Today, Oceanside is undergoing a period of gentrification with the construction of lovely high-rise condominiums, a renovated downtown retail area, weekly street fairs that occupy several city blocks and are attended by thousands of visitors and residents. My wife and I attended the weekly street fair and then decided to go to a pub overlooking the street scene to enjoy an adult beverage.
Something peculiar caught my eye while looking down upon the crowds of people milling around the different food booths and vendor stalls. On the sidewalk, outside of a dry cleaning business was a line of young men and women waiting patiently to get inside. Some were carrying military uniforms ready to be dropped off for cleaning, while others were empty handed, and based on their military postures, were presumably there to pick up their uniforms. A large contingent of those in line were obviously there to get assigned their first set of uniforms.
Veterans Day is right around the corner and I couldn’t help but think about those young people who will someday bear the title of veteran. Now is a good time to think about all the good reasons to consider hiring veterans into the collision repair business, so I reached out to a veteran that I’ve known for over 30 years to ask him for his thoughts on why we should consider hiring a veteran. Here are some of his own personal thoughts and those he researched from the thoughts of other veterans:
First and foremost, I believe that any field, whether it be the auto body industry or even a top-tier law firm, would benefit greatly from the many unique skills that a veteran can bring to the table. With that said, and before jumping into all the reasons hiring a veteran is great, I think it is important to acknowledge that vets come in all different shapes and sizes with an infinite range of experiences while enlisted. Nevertheless, we all share the same drive to complete missions in the most efficient manner because we all love that feeling of satisfaction after a job/mission well done. Furthermore, I can guarantee that the majority of veterans understand what it means to put in a hard day's work.
Here is a list of the most important strengths, to me, that a vet can bring to the workplace:

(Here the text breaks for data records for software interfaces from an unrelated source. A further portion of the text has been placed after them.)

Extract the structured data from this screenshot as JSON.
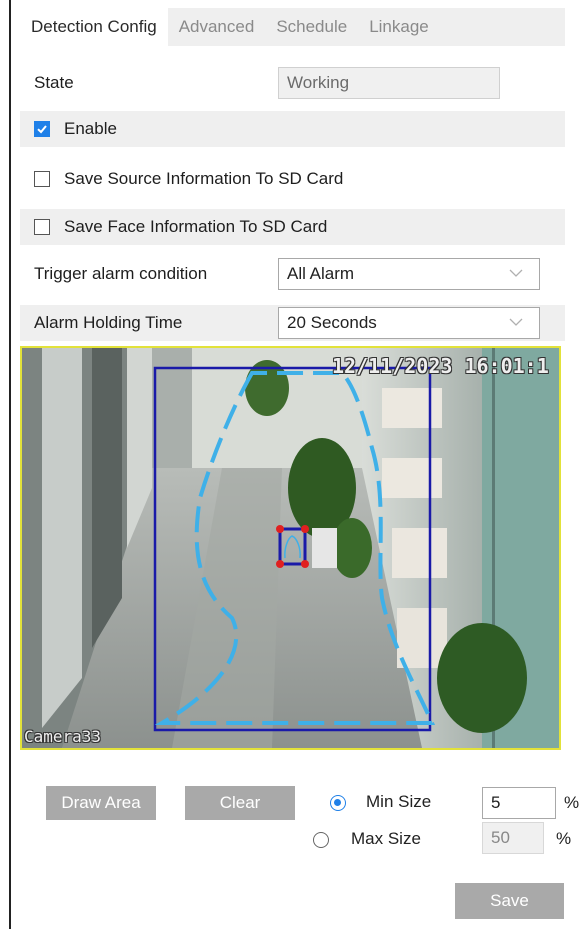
{
  "tabs": [
    {
      "label": "Detection Config",
      "active": true
    },
    {
      "label": "Advanced",
      "active": false
    },
    {
      "label": "Schedule",
      "active": false
    },
    {
      "label": "Linkage",
      "active": false
    }
  ],
  "state": {
    "label": "State",
    "value": "Working"
  },
  "enable": {
    "label": "Enable",
    "checked": true
  },
  "save_source": {
    "label": "Save Source Information To SD Card",
    "checked": false
  },
  "save_face": {
    "label": "Save Face Information To SD Card",
    "checked": false
  },
  "trigger": {
    "label": "Trigger alarm condition",
    "value": "All Alarm"
  },
  "holding": {
    "label": "Alarm Holding Time",
    "value": "20 Seconds"
  },
  "video": {
    "timestamp": "12/11/2023 16:01:1",
    "camera_name": "Camera33"
  },
  "controls": {
    "draw_area": "Draw Area",
    "clear": "Clear",
    "min_size": {
      "label": "Min Size",
      "value": "5",
      "unit": "%",
      "selected": true
    },
    "max_size": {
      "label": "Max Size",
      "value": "50",
      "unit": "%",
      "selected": false
    },
    "save": "Save"
  },
  "colors": {
    "accent": "#1f80e8",
    "detection_box": "#1a1aa8",
    "face_box": "#1a1aa8",
    "face_corner": "#e02020",
    "area_outline": "#3fb0e8",
    "video_border": "#e2e23a"
  }
}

- Teamwork is considered an essential part of daily life and is the foundation on which safe military operations are built.

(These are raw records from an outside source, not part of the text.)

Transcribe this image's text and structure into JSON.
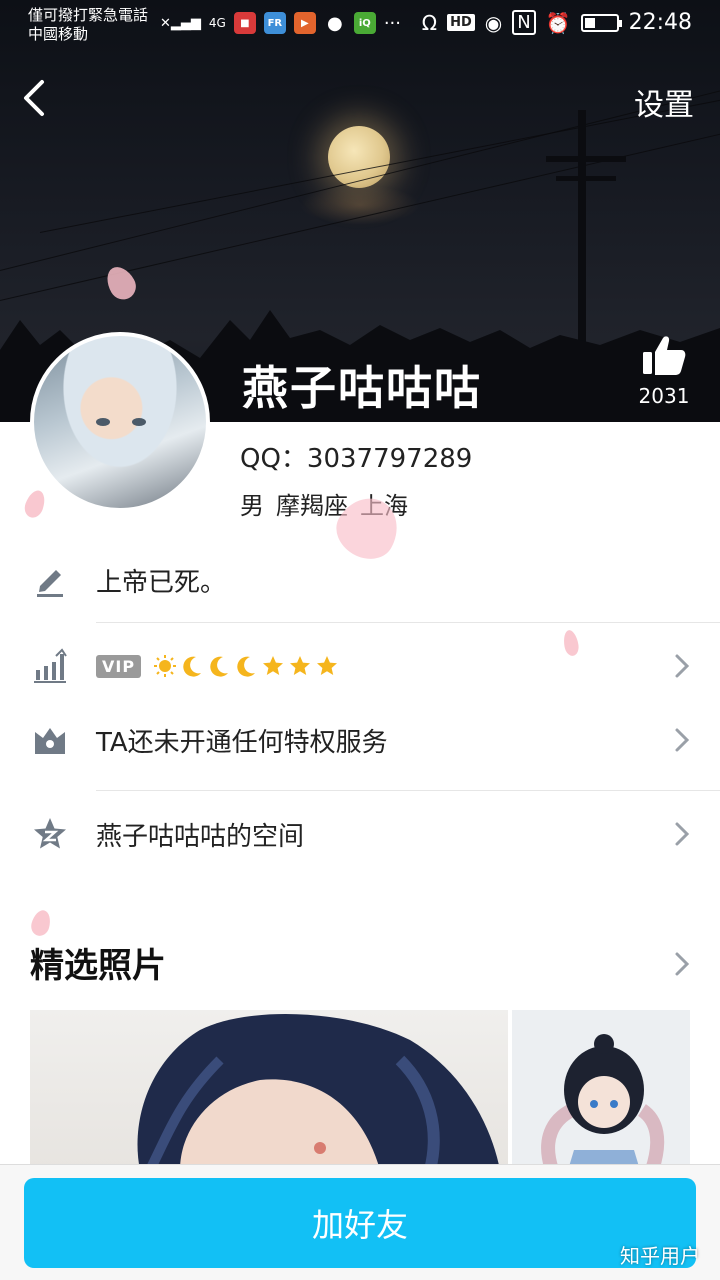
{
  "status_bar": {
    "carrier_line1": "僅可撥打緊急電話",
    "carrier_line2": "中國移動",
    "network": "4G",
    "time": "22:48",
    "hd_label": "HD",
    "nfc_label": "N"
  },
  "header": {
    "settings_label": "设置"
  },
  "profile": {
    "name": "燕子咕咕咕",
    "likes": "2031",
    "qq": "QQ：3037797289",
    "gender": "男",
    "zodiac": "摩羯座",
    "location": "上海"
  },
  "rows": {
    "signature": "上帝已死。",
    "vip_badge": "VIP",
    "level_icons": [
      "sun",
      "moon",
      "moon",
      "moon",
      "star",
      "star",
      "star"
    ],
    "privilege": "TA还未开通任何特权服务",
    "space": "燕子咕咕咕的空间"
  },
  "photos": {
    "section_title": "精选照片"
  },
  "footer": {
    "add_friend": "加好友",
    "watermark": "知乎用户"
  },
  "colors": {
    "accent": "#12c0f5",
    "icon_gray": "#707a86",
    "vip_gray": "#9a9a9a"
  }
}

- Responsibility for job performance and accountability for completing missions are something to take pride in.
- Holding a realistic estimation of self and ability based on experiences is expected of each service member.
- Being organized and disciplined.
- Possessing a strong work ethic.
- Having the ability to follow through on assignments, even under difficult or stressful circumstances.
- Possessing a variety of cross-functional skills.
- Being able to problem solve quickly and creatively.
- Being able to adapt to changing situations.
- Being able to follow rules and schedules.
It was interesting to me that the veteran I consulted was so keenly aware of the attributes and virtues that business owners today seek in employees and team members. It reinforced the notion that there is a large and viable pool of potential candidates for our industry and we need to take a closer look at these folks that already have some really good pre-qualifications. I think you would agree that in today’s environment, we are better off hiring people with great work ethic and can-do attitudes, and then training them in the skills required.
Meanwhile, back in Oceanside later that evening, I walked by the line of service members at the dry cleaners and got a closeup look at our current and future veterans. I was tempted to say “thank you for your service” to some of them, but held my tongue. I’ve learned from my veteran consultant that this expression is gratifying overall, but is slowly descending into the realm of an automatic response much like the way we say “God Bless You” when someone sneezes. I have come to learn that it is better to say, “Thank you for your service. What did you do while you were serving?” It’s a great idea to draw out a more comprehensive response and have a meaningful conversation with these generally self-deprecating people. I’m happy to thank them the same way I thank my current employees for their hard work and dedication, but if we want to start a dialogue that could open the door to potential employment, dig deeper and be real.
Do more than just thank and occasionally think of our veterans. Seek them out and give them a meaningful shot at coming to work in a great industry full of wonderful people. Oh, and by the way, my Veteran consultant is my son, Kevin, who served for nine years. Semper Paratus.